Doug snapped this delicacy at Hillpark School, Manurewa.

Chess keeps abreast of fashion

Chess officials have decided some players are taking so long to make their move because they are really peering down their opponent's cleavage. ECU general secretary Sava Stoisavljevic told ChessBase news "many of the players were not wearing proper clothes" during games. It's the females who will have to play conservatively when picking from their closets before a tournament. The ECU has put restrictions on the amount of cleavage a player can display.

Stag party bad behaviour


"Having worked on doors for years, [I know] it is standard practice for bars to refuse large groups of guys on weekends. Stag groups tend to ruin the atmosphere - believing that because they are on a stag party any kind of outrageous/drunk behaviour is tolerated and that tends to drive away other clientele. Stag groups also tend to get aggressive and intimidating towards staff and other patrons. And a lot of older stag parties think they are reliving their youth by getting in fights with doormen or police ..," writes a reader.

Last words on speed tolerance

Final words on getting pinged 5km/h over the limit ...

1. To constantly look at your speedometer must be more dangerous that going 5km/h over (I'd rather everyone kept their eyes on the road).

2. A one-size-fits-all speed limit is ridiculous. Why does a 1500kg car with ABS and traction control have the same speed limit as a milk tanker in all areas where the limit is 90km/h or under, when the former has a much shorter stopping distance and better handling than the latter? This is exactly why the police need to use tolerance and discretion.

3. How about cameras at busy traffic lights? Running red lights is rampant in Auckland and surely more dangerous than drifting slightly over the limit when coasting down into a dip ...

4. I would challenge all self-righteous motorists to prove they never go over the speed limit ... unless they are the types that drive at 80km/h on the open road.

5. Consumer NZ found most speedometers read from 2 per cent to 18 per cent slow.

6. Ticketing at 55km/h is revenue gathering.

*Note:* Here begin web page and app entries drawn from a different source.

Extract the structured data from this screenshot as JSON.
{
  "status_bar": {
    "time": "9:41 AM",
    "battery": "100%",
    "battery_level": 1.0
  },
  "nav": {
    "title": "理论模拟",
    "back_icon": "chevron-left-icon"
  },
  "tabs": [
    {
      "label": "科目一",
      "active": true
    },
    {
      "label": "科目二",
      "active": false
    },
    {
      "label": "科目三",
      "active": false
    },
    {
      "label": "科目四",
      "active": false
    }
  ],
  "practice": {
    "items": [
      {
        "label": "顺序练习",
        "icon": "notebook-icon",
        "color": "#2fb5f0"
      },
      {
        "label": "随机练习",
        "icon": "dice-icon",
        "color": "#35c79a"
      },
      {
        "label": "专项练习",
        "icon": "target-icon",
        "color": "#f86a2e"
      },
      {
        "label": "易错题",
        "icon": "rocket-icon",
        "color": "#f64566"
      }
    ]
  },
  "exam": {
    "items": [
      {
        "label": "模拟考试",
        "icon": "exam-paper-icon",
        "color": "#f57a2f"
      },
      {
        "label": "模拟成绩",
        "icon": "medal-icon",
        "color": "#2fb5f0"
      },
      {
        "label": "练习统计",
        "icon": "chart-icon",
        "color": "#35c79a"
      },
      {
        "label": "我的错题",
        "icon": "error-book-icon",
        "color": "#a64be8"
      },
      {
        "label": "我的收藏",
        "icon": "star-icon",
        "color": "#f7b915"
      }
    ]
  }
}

With the exception of backing over kids in driveways (which happens under the speed limit anyway), how many fatal accidents have there been at 55km/h?

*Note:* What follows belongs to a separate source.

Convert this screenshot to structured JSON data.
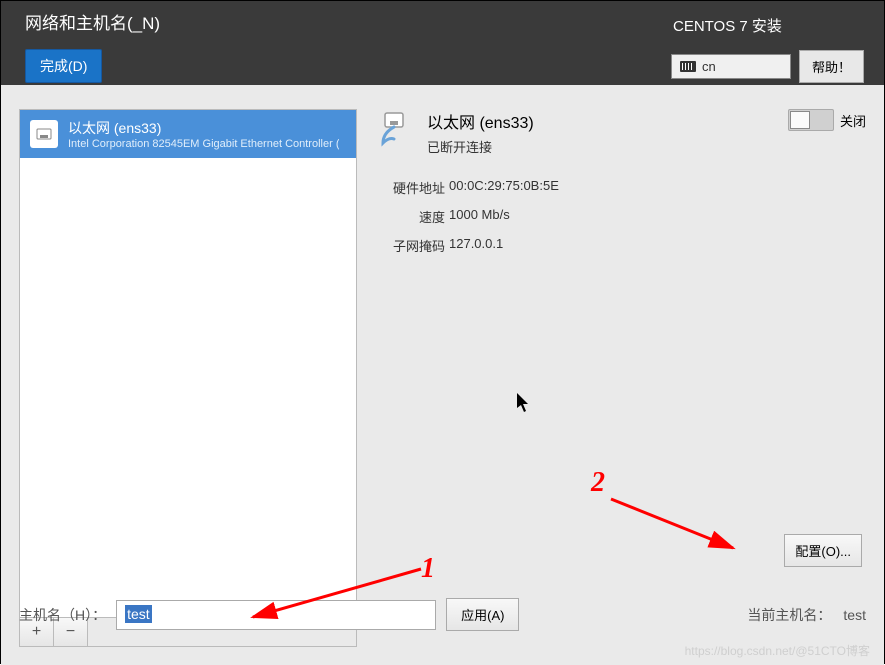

7. Would you rather have car A doing 60km/h or car B doing 65 km/h avoid you as you cross the road? Under reasonable conditions, car A will require 39m of road to stop, car B 44m. Car B will still be travelling at 30km/h when car A has stopped.